About a fortnight ago, I finished reading Destiny of the Republic: A Tale of Madness, Medicine and the Murder of a President by Candice Millard. It's about the assassination of President James Garfield, who was assassinated in 1881, and died only about six months after being inaugurated. It was a really interesting and easy-to-read book about a president about whom most people know very little. It turns out, he wasn't even interested in running for president when he was nominated, but he reluctantly accepted the Republican nomination in 1880. This was back when the Republicans were the more progressive party, and Garfield was a champion of racial equality and seen as someone who could help heal some of the wounds of the Civil War and Reconstruction. Then, some sociopath named Charles Giteau came to the conclusion that God wanted him to murder Garfield, so he shot Garfield a couple times in July 1881. Back then, American doctors had not yet accepted the concept of sterilization, so thanks to Garfield's doctors' probing of Garfield's wounds, Garfield developed various infected abscesses that ended up spelling his ultimate demise a couple months after he was shot. And even Alexander Graham Bell got in on the fun, inventing a metal detector to help determine where the bullet inside Garfield was located -- a predecessor to the x-ray. Had Garfield been shot 10-20 years later, he probably would have been recovered within a few weeks. Sadly, even people at the time predicted that Garfield would be largely forgotten, despite his incredible popularity, due to his short time in office.

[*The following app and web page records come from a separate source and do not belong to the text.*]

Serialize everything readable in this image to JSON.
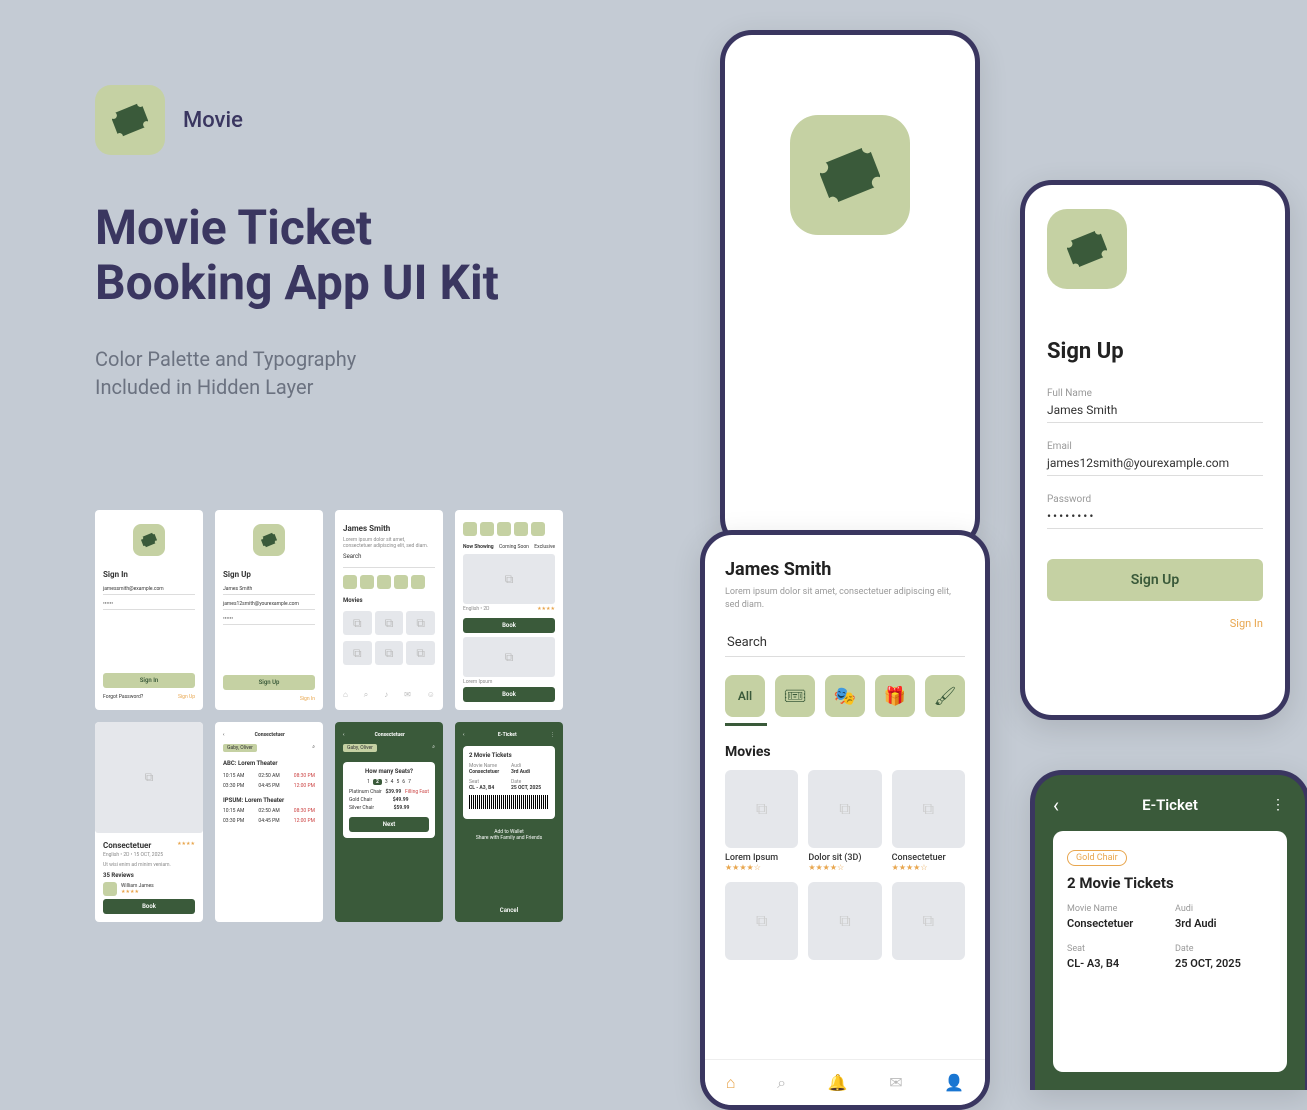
{
  "brand": {
    "name": "Movie"
  },
  "headline": "Movie Ticket\nBooking App UI Kit",
  "subhead": "Color Palette and Typography\nIncluded in Hidden Layer",
  "signup": {
    "title": "Sign Up",
    "fullname_label": "Full Name",
    "fullname_value": "James Smith",
    "email_label": "Email",
    "email_value": "james12smith@yourexample.com",
    "password_label": "Password",
    "password_value": "••••••••",
    "button": "Sign Up",
    "signin_link": "Sign In"
  },
  "home": {
    "user": "James Smith",
    "lorem": "Lorem ipsum dolor sit amet, consectetuer adipiscing elit, sed diam.",
    "search_label": "Search",
    "cat_all": "All",
    "movies_heading": "Movies",
    "movies": [
      {
        "title": "Lorem Ipsum",
        "stars": "★★★★☆"
      },
      {
        "title": "Dolor sit (3D)",
        "stars": "★★★★☆"
      },
      {
        "title": "Consectetuer",
        "stars": "★★★★☆"
      }
    ]
  },
  "eticket": {
    "heading": "E-Ticket",
    "badge": "Gold Chair",
    "title": "2 Movie Tickets",
    "movie_label": "Movie Name",
    "movie_value": "Consectetuer",
    "audi_label": "Audi",
    "audi_value": "3rd Audi",
    "seat_label": "Seat",
    "seat_value": "CL- A3, B4",
    "date_label": "Date",
    "date_value": "25 OCT, 2025"
  },
  "thumbs": {
    "signin_title": "Sign In",
    "signin_email": "jamessmith@example.com",
    "signin_pass": "••••••",
    "signin_btn": "Sign In",
    "forgot": "Forgot Password?",
    "signup_link": "Sign Up",
    "signup_title": "Sign Up",
    "signup_name": "James Smith",
    "signup_email": "james12smith@yourexample.com",
    "signup_btn": "Sign Up",
    "signin_link": "Sign In",
    "home_user": "James Smith",
    "home_search": "Search",
    "home_movies": "Movies",
    "tabs1": "Now Showing",
    "tabs2": "Coming Soon",
    "tabs3": "Exclusive",
    "book": "Book",
    "detail_title": "Consectetuer",
    "detail_meta": "English  •  2D  •  15 OCT, 2025",
    "detail_body": "Ut wisi enim ad minim veniam.",
    "reviews": "35 Reviews",
    "reviewer": "William James",
    "thr_title": "Consectetuer",
    "thr_loc": "Gaby, Oliver",
    "thr1": "ABC: Lorem Theater",
    "thr2": "IPSUM: Lorem Theater",
    "t1": "10:15 AM",
    "t2": "02:50 AM",
    "t3": "08:30 PM",
    "t4": "03:30 PM",
    "t5": "04:45 PM",
    "t6": "12:00 PM",
    "t7": "10:15 AM",
    "t8": "02:50 AM",
    "t9": "08:30 PM",
    "t10": "03:30 PM",
    "t11": "04:45 PM",
    "t12": "12:00 PM",
    "seats_title": "Consectetuer",
    "seats_q": "How many Seats?",
    "platinum": "Platinum Chair",
    "p_price": "$39.99",
    "p_status": "Filling Fast",
    "gold": "Gold Chair",
    "g_price": "$49.99",
    "silver": "Silver Chair",
    "s_price": "$59.99",
    "next": "Next",
    "et_title": "E-Ticket",
    "et_tickets": "2 Movie Tickets",
    "et_seat": "CL - A3, B4",
    "et_date": "25 OCT, 2025",
    "et_wallet": "Add to Wallet",
    "et_share": "Share with Family and Friends",
    "et_cancel": "Cancel"
  }
}
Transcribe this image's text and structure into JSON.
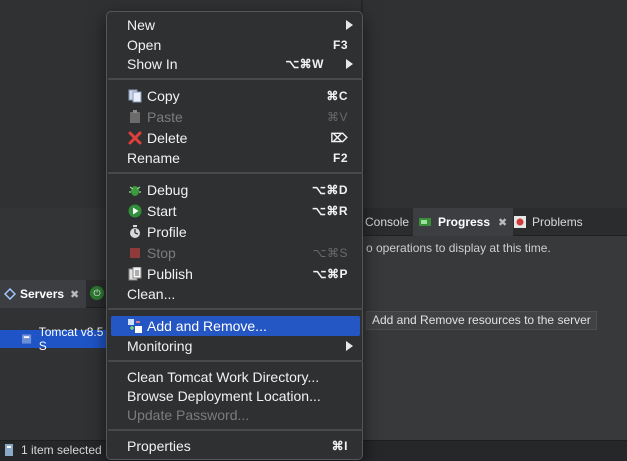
{
  "background": {
    "right_tabs": [
      {
        "label": "Console",
        "icon": "console-icon"
      },
      {
        "label": "Progress",
        "icon": "progress-icon"
      },
      {
        "label": "Problems",
        "icon": "problems-icon"
      }
    ],
    "progress_message": "o operations to display at this time.",
    "servers_tab_label": "Servers",
    "tomcat_label": "Tomcat v8.5 S",
    "status_text": "1 item selected"
  },
  "tooltip": "Add and Remove resources to the server",
  "menu": {
    "items": [
      {
        "label": "New",
        "shortcut": "",
        "submenu": true
      },
      {
        "label": "Open",
        "shortcut": "F3"
      },
      {
        "label": "Show In",
        "shortcut": "⌥⌘W",
        "submenu": true
      },
      {
        "label": "Copy",
        "shortcut": "⌘C",
        "icon": "copy-icon"
      },
      {
        "label": "Paste",
        "shortcut": "⌘V",
        "icon": "paste-icon",
        "disabled": true
      },
      {
        "label": "Delete",
        "shortcut": "⌦",
        "icon": "delete-icon"
      },
      {
        "label": "Rename",
        "shortcut": "F2"
      },
      {
        "label": "Debug",
        "shortcut": "⌥⌘D",
        "icon": "debug-icon"
      },
      {
        "label": "Start",
        "shortcut": "⌥⌘R",
        "icon": "start-icon"
      },
      {
        "label": "Profile",
        "shortcut": "",
        "icon": "profile-icon"
      },
      {
        "label": "Stop",
        "shortcut": "⌥⌘S",
        "icon": "stop-icon",
        "disabled": true
      },
      {
        "label": "Publish",
        "shortcut": "⌥⌘P",
        "icon": "publish-icon"
      },
      {
        "label": "Clean...",
        "shortcut": ""
      },
      {
        "label": "Add and Remove...",
        "shortcut": "",
        "icon": "add-remove-icon",
        "highlighted": true
      },
      {
        "label": "Monitoring",
        "shortcut": "",
        "submenu": true
      },
      {
        "label": "Clean Tomcat Work Directory...",
        "shortcut": ""
      },
      {
        "label": "Browse Deployment Location...",
        "shortcut": ""
      },
      {
        "label": "Update Password...",
        "shortcut": "",
        "disabled": true
      },
      {
        "label": "Properties",
        "shortcut": "⌘I"
      }
    ]
  },
  "colors": {
    "highlight": "#2456c4",
    "selection": "#1f54c7",
    "menu_bg": "#2f3032"
  }
}
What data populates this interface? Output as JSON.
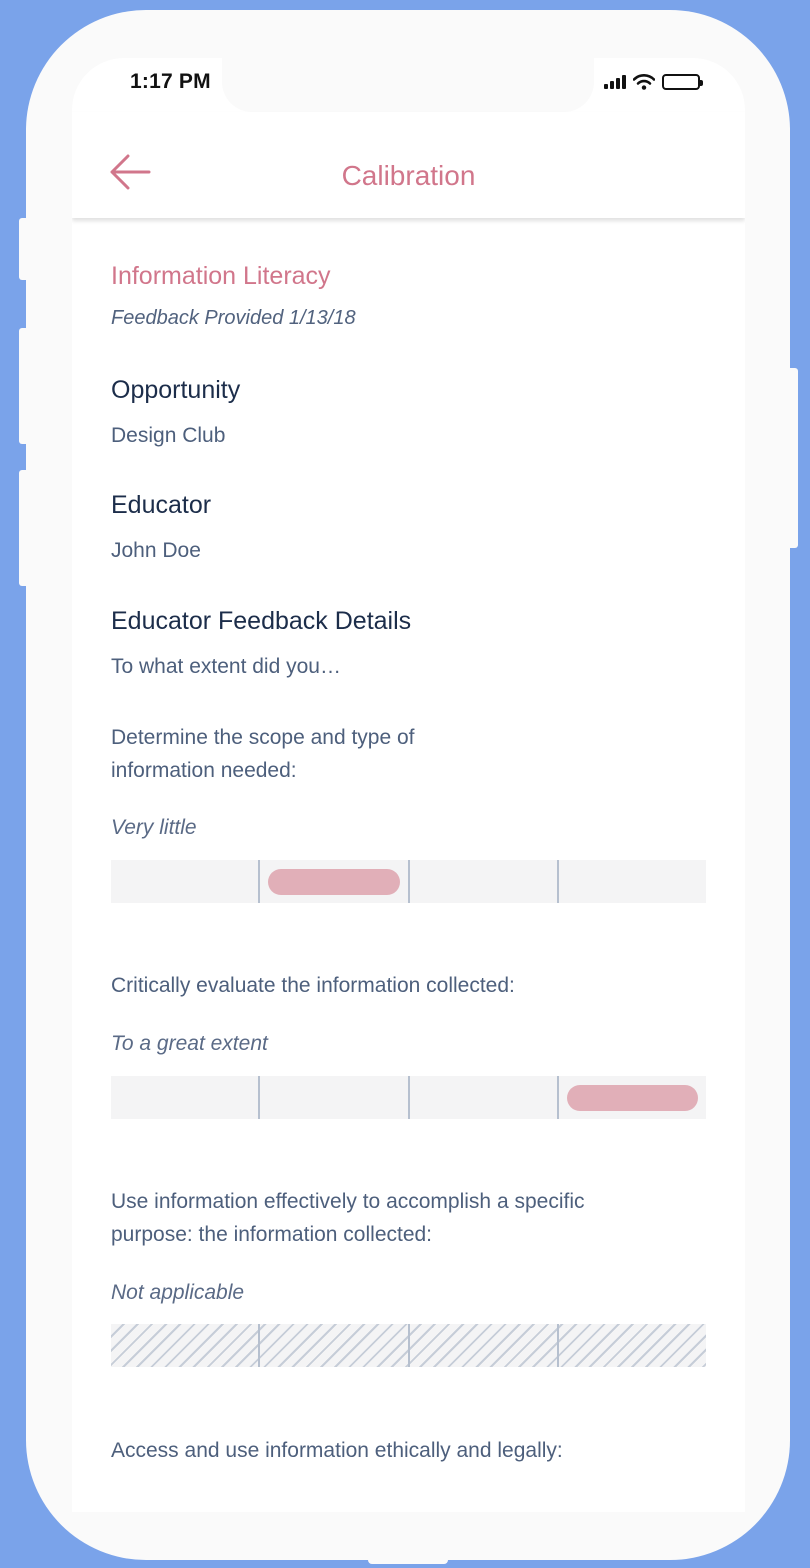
{
  "status_bar": {
    "time": "1:17 PM",
    "icons": [
      "signal-icon",
      "wifi-icon",
      "battery-icon"
    ]
  },
  "header": {
    "title": "Calibration",
    "back_icon": "arrow-left-icon"
  },
  "colors": {
    "accent": "#d1768b",
    "selected_pill": "#e1afb8",
    "background": "#7aa3ea",
    "heading": "#1c2d4a",
    "body_text": "#4d5f7c"
  },
  "skill": {
    "title": "Information Literacy",
    "feedback_date": "Feedback Provided 1/13/18"
  },
  "opportunity": {
    "label": "Opportunity",
    "value": "Design Club"
  },
  "educator": {
    "label": "Educator",
    "value": "John Doe"
  },
  "feedback": {
    "label": "Educator Feedback Details",
    "prompt": "To what extent did you…",
    "scale_levels": 4,
    "items": [
      {
        "question": "Determine the scope and type of information needed:",
        "answer": "Very little",
        "selected_level": 2
      },
      {
        "question": "Critically evaluate the information collected:",
        "answer": "To a great extent",
        "selected_level": 4
      },
      {
        "question": "Use information effectively to accomplish a specific purpose: the information collected:",
        "answer": "Not applicable",
        "selected_level": null
      },
      {
        "question": "Access and use information ethically and legally:",
        "answer": "",
        "selected_level": null
      }
    ]
  }
}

I have since started reading The Dog by Joseph O'Neill, which is another one recommended to me. It's a first-person narrative novel about a New York lawyer who randomly runs into a friend from college, who ends up offering the lawyer a job as kind of a trustee for the college friend's extremely wealthy family in Dubai. So, he moves to Dubai, and oddness ensues.